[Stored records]

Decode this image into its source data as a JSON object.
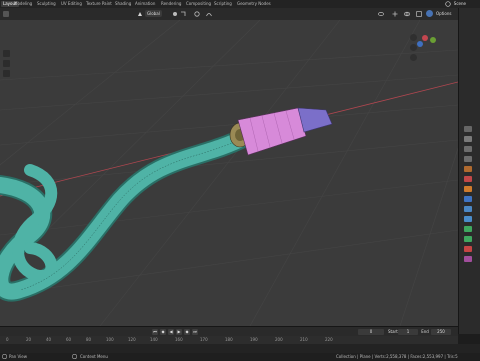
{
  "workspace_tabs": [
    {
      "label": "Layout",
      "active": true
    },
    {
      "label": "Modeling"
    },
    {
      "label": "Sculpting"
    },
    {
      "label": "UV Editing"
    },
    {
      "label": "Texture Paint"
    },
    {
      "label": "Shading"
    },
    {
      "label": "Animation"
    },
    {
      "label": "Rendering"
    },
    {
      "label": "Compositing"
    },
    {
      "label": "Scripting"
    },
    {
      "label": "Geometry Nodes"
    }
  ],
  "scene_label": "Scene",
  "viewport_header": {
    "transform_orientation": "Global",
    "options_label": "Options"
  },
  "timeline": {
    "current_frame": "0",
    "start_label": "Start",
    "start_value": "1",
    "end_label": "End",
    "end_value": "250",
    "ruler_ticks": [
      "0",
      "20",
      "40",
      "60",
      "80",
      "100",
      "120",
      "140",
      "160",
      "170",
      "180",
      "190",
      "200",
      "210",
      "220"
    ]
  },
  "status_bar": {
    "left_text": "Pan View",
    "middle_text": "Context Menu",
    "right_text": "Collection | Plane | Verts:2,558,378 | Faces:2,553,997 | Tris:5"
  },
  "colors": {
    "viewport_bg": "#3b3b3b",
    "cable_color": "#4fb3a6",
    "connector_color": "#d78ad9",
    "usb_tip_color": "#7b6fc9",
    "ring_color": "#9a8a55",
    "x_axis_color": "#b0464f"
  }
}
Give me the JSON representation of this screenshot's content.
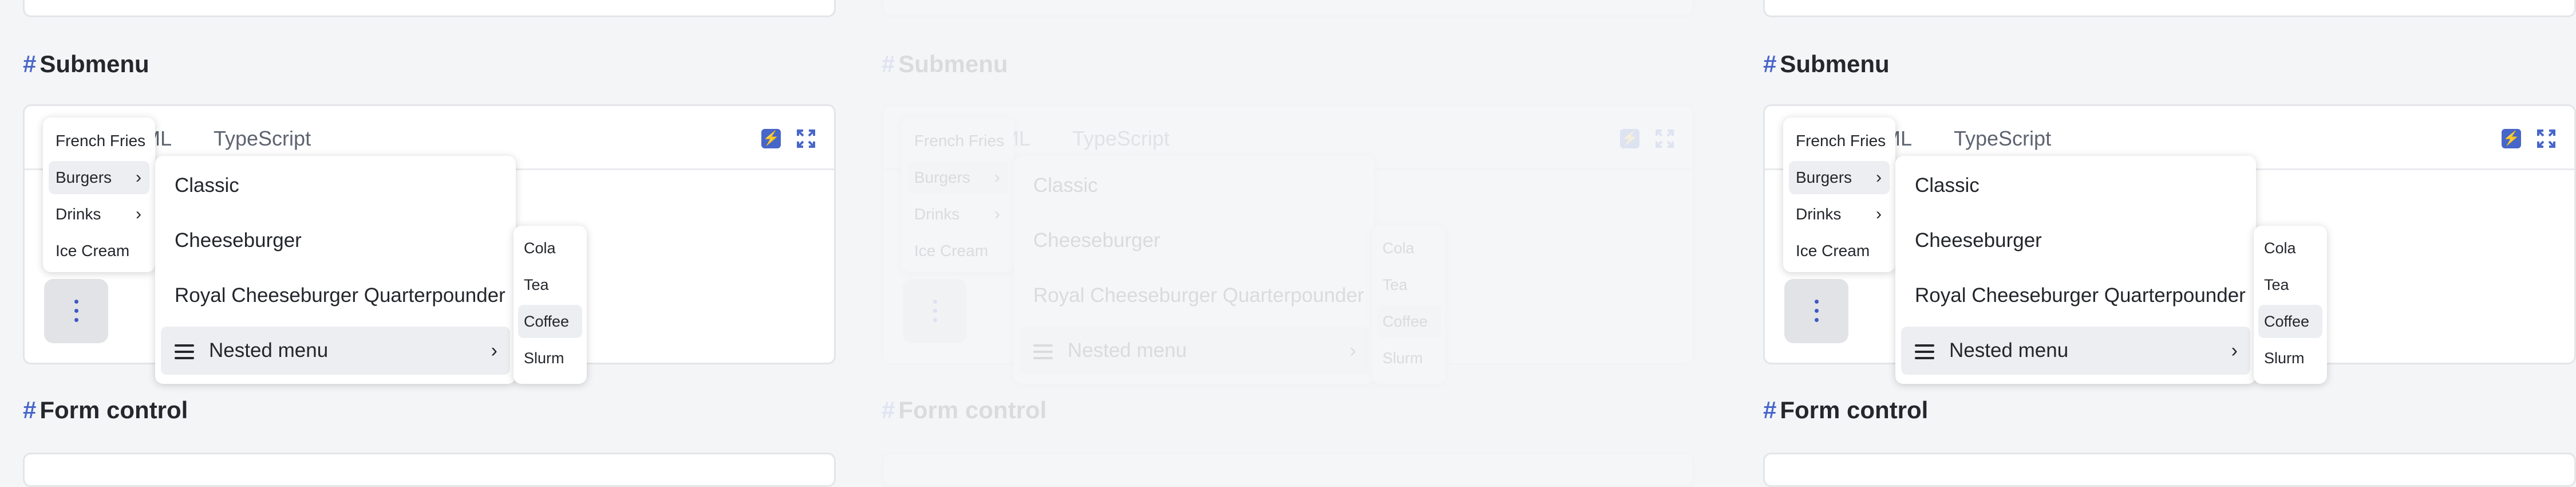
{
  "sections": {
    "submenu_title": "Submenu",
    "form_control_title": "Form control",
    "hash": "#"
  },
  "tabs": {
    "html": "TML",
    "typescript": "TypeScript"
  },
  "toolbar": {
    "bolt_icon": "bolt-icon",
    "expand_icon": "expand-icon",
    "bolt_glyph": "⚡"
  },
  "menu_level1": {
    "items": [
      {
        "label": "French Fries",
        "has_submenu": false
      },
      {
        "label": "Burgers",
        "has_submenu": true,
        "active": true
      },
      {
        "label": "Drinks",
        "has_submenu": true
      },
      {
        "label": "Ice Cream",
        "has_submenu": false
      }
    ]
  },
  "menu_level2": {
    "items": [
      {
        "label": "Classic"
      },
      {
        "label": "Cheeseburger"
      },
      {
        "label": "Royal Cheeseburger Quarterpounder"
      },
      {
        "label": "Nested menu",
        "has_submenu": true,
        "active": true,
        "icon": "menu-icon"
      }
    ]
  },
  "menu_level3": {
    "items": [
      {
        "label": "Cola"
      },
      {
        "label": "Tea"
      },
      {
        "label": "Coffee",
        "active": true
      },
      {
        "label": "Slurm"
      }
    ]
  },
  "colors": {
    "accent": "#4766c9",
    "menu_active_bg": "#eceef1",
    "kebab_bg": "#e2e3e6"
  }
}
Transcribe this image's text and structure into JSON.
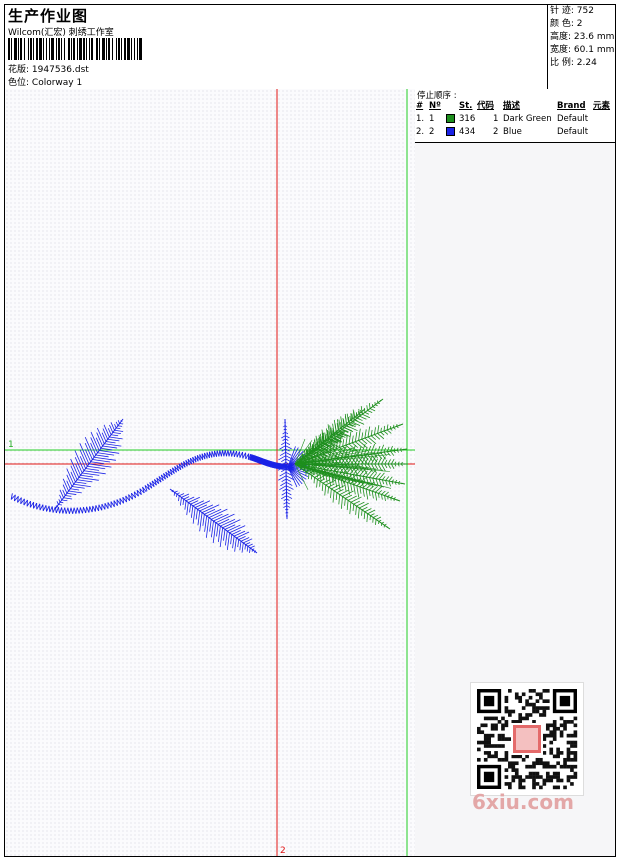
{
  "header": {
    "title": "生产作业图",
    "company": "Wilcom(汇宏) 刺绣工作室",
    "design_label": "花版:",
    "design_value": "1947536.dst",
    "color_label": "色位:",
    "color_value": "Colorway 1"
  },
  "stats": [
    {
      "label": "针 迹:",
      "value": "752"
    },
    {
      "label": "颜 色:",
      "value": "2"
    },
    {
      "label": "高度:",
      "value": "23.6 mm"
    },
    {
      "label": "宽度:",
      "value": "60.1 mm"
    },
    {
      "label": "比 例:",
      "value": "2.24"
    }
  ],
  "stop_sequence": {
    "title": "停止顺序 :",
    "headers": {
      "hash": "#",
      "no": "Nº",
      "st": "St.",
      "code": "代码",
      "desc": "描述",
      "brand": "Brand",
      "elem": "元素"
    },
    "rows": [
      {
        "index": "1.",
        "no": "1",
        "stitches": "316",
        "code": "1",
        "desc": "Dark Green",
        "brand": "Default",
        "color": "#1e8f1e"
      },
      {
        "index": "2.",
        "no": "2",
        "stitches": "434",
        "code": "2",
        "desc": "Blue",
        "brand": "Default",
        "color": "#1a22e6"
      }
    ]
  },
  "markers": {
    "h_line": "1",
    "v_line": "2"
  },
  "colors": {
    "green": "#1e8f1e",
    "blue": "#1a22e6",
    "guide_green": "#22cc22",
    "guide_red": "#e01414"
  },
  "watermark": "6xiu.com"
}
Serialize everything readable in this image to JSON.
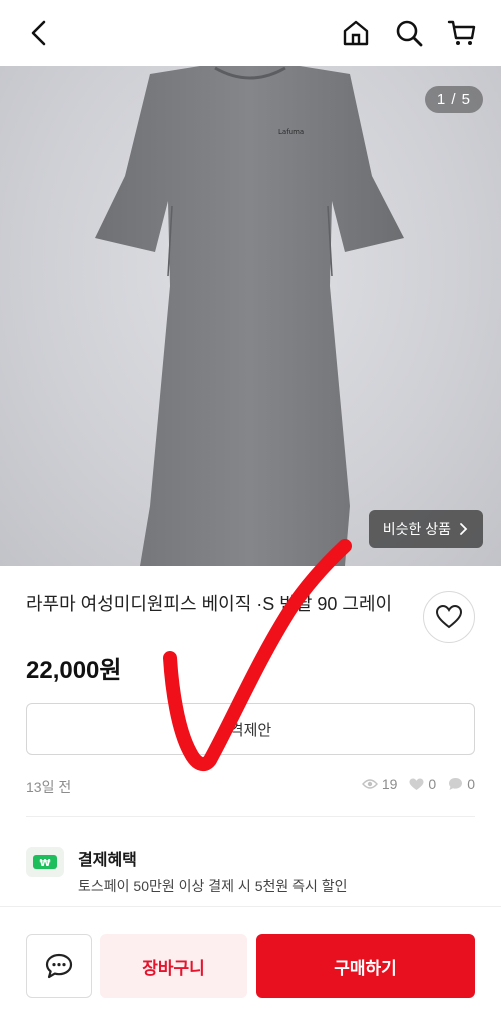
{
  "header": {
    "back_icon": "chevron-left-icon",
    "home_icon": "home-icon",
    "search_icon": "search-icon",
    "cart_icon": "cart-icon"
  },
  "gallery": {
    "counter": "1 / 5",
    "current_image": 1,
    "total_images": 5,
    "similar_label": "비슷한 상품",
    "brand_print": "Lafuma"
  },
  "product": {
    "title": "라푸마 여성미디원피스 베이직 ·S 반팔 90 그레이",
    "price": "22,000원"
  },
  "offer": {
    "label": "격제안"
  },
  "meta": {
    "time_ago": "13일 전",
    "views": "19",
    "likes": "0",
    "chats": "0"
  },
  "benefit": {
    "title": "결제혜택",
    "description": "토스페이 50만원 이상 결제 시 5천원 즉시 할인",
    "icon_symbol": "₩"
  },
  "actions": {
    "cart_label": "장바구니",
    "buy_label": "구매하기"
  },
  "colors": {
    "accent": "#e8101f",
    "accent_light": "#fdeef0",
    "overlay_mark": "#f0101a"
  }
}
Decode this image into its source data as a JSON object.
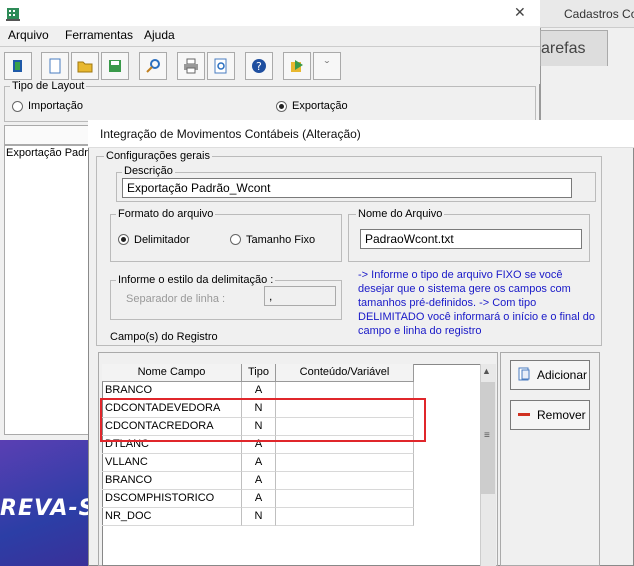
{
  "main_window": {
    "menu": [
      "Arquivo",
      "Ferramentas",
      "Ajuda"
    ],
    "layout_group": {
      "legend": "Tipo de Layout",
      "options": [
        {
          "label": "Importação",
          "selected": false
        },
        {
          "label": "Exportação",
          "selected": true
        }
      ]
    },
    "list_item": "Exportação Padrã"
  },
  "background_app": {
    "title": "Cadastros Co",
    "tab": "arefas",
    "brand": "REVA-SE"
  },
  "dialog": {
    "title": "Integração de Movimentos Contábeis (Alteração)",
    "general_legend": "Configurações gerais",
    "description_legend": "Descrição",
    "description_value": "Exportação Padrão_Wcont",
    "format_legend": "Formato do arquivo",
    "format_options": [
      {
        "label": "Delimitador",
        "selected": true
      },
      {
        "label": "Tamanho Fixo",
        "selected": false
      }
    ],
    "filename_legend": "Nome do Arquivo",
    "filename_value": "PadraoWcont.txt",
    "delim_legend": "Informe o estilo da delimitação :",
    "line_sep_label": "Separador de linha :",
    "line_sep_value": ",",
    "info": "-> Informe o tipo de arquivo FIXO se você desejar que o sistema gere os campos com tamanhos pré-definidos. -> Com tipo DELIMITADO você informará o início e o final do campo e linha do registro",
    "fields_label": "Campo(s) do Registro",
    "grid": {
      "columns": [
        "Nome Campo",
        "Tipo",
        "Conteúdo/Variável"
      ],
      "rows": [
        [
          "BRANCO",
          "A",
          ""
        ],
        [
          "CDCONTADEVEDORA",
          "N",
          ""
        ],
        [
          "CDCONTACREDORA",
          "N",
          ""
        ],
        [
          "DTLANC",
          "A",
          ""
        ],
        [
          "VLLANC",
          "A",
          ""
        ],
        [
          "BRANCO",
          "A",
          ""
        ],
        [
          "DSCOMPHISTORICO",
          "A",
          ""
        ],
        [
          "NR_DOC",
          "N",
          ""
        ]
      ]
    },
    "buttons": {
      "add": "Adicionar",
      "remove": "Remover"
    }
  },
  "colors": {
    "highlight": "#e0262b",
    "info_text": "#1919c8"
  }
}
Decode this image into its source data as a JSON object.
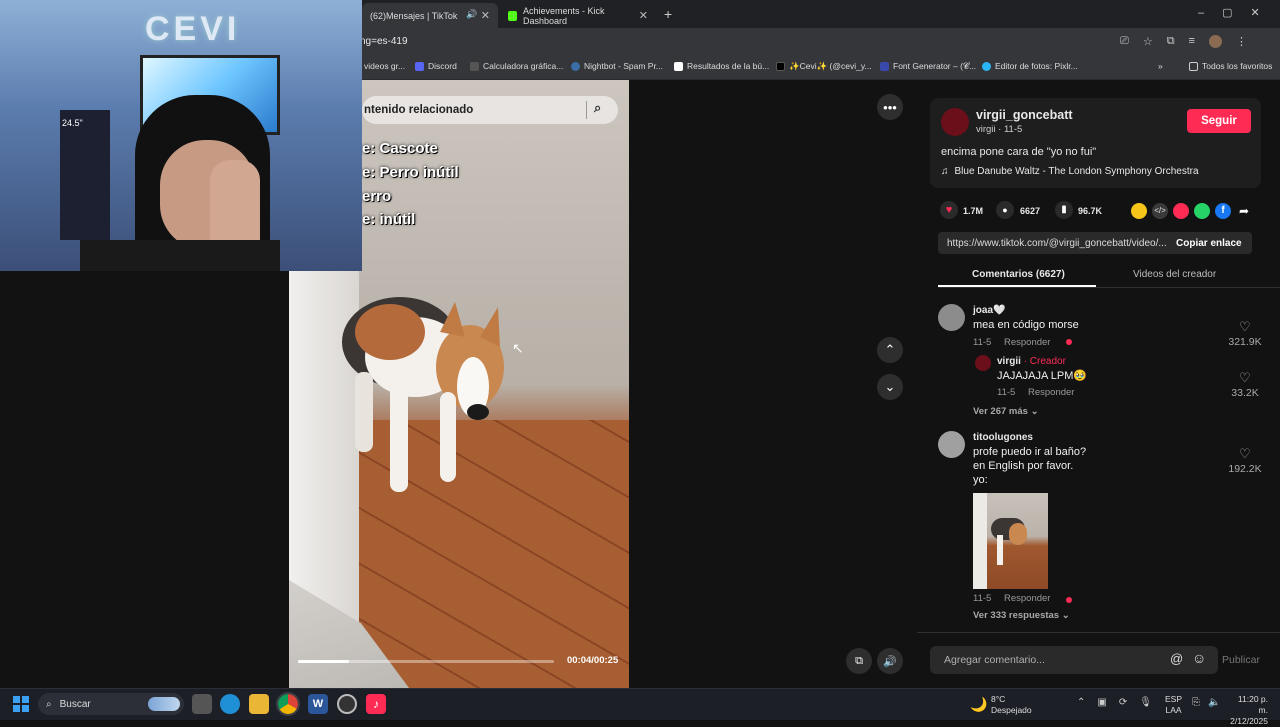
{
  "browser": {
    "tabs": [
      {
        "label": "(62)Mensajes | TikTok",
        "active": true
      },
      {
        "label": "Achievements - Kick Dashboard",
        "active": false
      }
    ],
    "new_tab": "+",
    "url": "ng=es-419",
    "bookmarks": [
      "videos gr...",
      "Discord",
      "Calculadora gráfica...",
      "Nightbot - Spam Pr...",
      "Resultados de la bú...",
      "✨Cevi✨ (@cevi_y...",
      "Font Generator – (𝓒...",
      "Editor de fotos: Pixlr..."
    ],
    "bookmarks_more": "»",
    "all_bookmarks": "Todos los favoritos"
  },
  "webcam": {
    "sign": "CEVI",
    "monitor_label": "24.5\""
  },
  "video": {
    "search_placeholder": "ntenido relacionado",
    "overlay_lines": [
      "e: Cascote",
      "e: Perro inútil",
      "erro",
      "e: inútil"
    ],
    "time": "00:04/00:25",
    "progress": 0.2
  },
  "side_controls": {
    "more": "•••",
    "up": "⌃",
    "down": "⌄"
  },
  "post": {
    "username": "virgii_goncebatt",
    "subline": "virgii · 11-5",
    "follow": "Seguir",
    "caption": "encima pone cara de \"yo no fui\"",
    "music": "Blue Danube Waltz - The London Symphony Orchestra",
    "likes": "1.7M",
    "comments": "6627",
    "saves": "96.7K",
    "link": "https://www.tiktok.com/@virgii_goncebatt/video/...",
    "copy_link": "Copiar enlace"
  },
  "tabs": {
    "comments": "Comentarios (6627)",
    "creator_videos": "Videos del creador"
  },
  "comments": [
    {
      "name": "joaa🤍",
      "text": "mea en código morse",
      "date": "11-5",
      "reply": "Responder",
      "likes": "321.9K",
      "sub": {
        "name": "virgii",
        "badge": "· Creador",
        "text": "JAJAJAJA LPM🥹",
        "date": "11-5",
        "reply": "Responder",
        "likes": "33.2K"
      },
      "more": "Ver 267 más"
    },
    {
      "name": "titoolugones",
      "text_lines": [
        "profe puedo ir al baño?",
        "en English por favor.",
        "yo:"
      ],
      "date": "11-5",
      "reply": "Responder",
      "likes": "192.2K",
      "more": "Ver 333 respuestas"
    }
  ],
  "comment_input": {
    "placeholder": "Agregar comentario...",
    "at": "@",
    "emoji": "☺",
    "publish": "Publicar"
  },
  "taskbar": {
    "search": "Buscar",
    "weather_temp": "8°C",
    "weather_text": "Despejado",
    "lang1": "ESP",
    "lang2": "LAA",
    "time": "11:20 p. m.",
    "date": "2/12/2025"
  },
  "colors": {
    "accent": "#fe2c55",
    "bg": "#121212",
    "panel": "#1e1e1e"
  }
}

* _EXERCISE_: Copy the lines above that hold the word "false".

* _WRITTEN SOLUTION_:
        "has_submenu": false
        "has_submenu": false
          "selected": false
        "selected": false
        "active": false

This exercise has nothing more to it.